Hot Brewing

Boil fresh water and pour it over double the number of tea bags per eight ounce serving. Seep the tea bags for three to five minutes, remove then add ice to cool the tea. The one drawback with the hot method is hot water brings out the tannin in tea and can leave the tea tasting bitter. Tannin is a naturally occurring element in tea leaves and gives tea its color and flavor. Black teas are best brewed with fresh boiling water while green teas prefer fresh water at any temperature as long as it is not boiling.

Cold Brewing

Brew tea in a covered pitcher, mason jar, water bottle or other vessel, using one tea bag per pint (16 oz.) of water.

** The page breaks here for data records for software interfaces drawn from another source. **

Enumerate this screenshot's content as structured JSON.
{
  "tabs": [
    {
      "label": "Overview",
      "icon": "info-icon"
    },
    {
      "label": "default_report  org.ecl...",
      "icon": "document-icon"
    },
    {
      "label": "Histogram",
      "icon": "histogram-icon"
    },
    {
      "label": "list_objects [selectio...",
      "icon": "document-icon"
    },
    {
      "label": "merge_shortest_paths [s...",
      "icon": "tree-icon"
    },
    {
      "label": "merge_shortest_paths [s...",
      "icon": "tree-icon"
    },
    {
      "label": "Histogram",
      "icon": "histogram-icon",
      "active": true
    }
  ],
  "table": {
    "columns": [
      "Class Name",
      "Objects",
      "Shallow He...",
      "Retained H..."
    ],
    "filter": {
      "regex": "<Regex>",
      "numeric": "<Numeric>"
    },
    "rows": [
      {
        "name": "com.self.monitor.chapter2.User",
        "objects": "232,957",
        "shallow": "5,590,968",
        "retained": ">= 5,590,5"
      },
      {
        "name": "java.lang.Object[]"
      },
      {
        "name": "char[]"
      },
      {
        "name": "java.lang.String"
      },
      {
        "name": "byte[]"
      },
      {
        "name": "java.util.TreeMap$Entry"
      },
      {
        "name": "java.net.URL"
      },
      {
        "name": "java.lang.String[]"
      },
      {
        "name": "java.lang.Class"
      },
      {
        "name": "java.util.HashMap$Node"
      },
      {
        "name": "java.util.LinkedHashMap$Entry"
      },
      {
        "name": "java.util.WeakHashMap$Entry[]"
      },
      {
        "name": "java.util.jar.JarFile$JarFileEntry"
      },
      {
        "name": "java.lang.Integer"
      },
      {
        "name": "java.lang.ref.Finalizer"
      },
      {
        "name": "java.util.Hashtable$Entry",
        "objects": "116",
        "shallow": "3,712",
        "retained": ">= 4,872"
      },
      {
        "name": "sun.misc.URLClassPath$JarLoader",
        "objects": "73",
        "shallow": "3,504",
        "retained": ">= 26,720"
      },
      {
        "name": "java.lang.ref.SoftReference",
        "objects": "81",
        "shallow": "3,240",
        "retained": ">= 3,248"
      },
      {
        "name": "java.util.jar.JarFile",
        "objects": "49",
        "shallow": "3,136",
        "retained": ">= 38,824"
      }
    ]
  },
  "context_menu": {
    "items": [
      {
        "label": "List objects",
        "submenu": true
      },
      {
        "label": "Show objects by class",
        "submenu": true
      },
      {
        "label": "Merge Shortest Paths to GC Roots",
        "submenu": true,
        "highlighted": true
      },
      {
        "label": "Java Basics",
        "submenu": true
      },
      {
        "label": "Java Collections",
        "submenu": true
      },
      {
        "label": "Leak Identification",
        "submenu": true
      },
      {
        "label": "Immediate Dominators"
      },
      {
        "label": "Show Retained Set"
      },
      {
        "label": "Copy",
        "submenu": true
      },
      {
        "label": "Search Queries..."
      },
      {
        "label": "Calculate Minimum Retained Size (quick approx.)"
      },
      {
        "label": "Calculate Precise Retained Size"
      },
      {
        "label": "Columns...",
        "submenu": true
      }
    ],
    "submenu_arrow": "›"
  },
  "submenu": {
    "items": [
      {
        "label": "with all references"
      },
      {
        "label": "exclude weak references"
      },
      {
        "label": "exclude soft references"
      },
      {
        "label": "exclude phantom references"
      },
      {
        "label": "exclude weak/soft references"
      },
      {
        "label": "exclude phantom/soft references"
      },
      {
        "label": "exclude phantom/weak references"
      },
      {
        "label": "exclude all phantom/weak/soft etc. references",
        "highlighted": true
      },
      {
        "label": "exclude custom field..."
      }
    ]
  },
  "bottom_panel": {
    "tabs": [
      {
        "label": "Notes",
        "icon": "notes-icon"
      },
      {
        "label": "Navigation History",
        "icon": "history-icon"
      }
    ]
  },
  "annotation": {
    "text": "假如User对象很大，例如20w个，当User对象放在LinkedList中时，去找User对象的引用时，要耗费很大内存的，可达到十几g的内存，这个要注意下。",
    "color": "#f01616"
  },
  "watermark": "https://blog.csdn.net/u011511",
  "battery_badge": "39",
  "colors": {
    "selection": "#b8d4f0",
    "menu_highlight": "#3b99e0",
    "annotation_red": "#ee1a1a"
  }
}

Place the container in the refrigerator overnight or for at least six hours. Tea takes longer to steep in cold water.

Sun Tea

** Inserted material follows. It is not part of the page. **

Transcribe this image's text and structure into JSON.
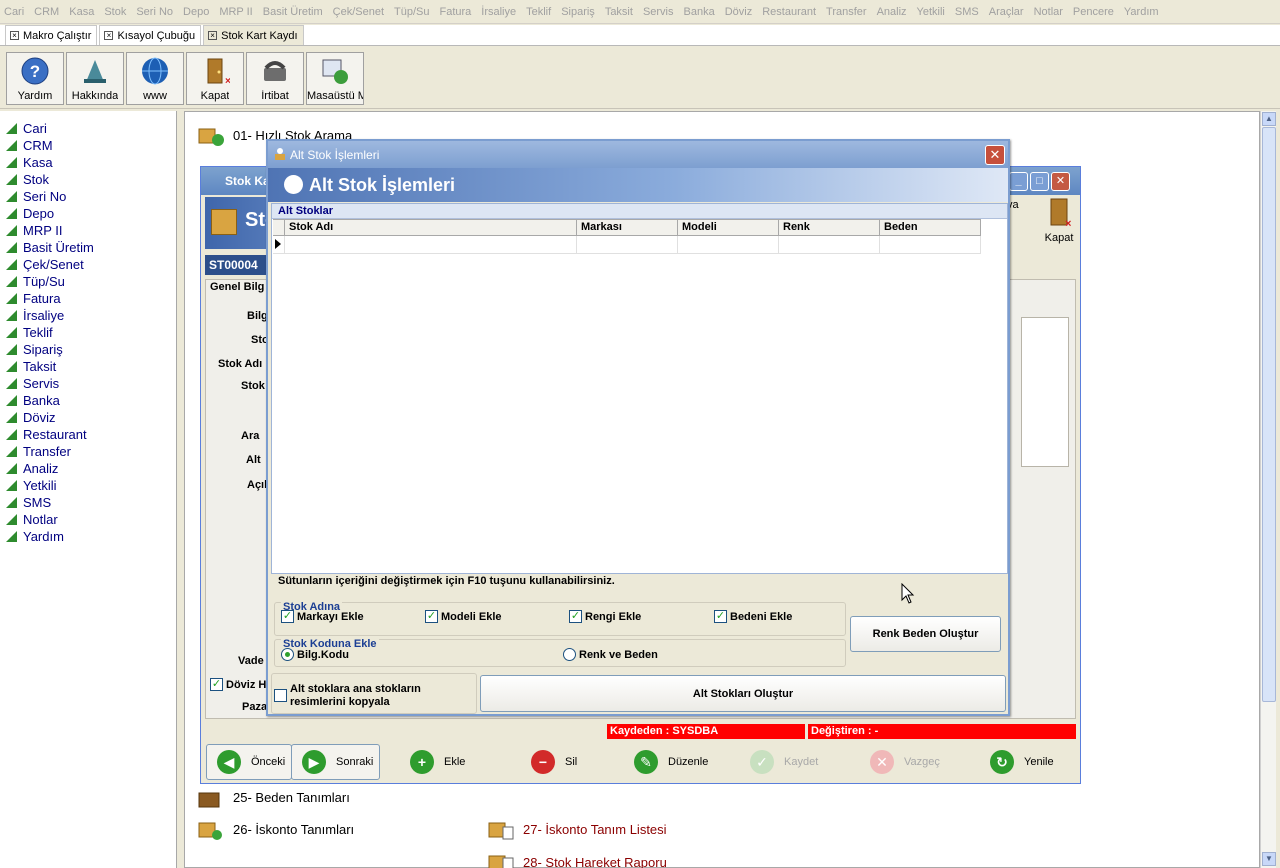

Place tea in a covered container, adding one tea bag per pint (16 oz.) of water, and set in direct sunlight for one to two hours. This is the fastest way to cold brew tea without drawing out the bitter tannins as hot brewing can do.

Iced Tea Makers

Iced tea makers are a recent fad in the small kitchen appliance world. They provide a convenient all-in-one brewing and flavoring station giving you a fresh glass of iced tea in minutes.

Tea Sweetening

Add only half the amount of sugar to iced tea than what you would normally add to hot tea. Sugar can be added either at the beginning of brewing or when the tea is served.

Refreshing History

Iced tea is an American drink dating back to the old South, when Southerners found relief from the heat drinking cool tea punch and then sweet tea. It was popularized after the 1904 World’s Fair in St. Louis when tea merchant Richard Blechynden put ice in his tea samples to entice fairgoers to drink the tea because a heat wave wasn’t encouraging people to seek out hot beverages. Iced tea was first made using green tea but as Americans began buying more of their tea from British merchants whose tea came from India, black tea soon became the dominant tea.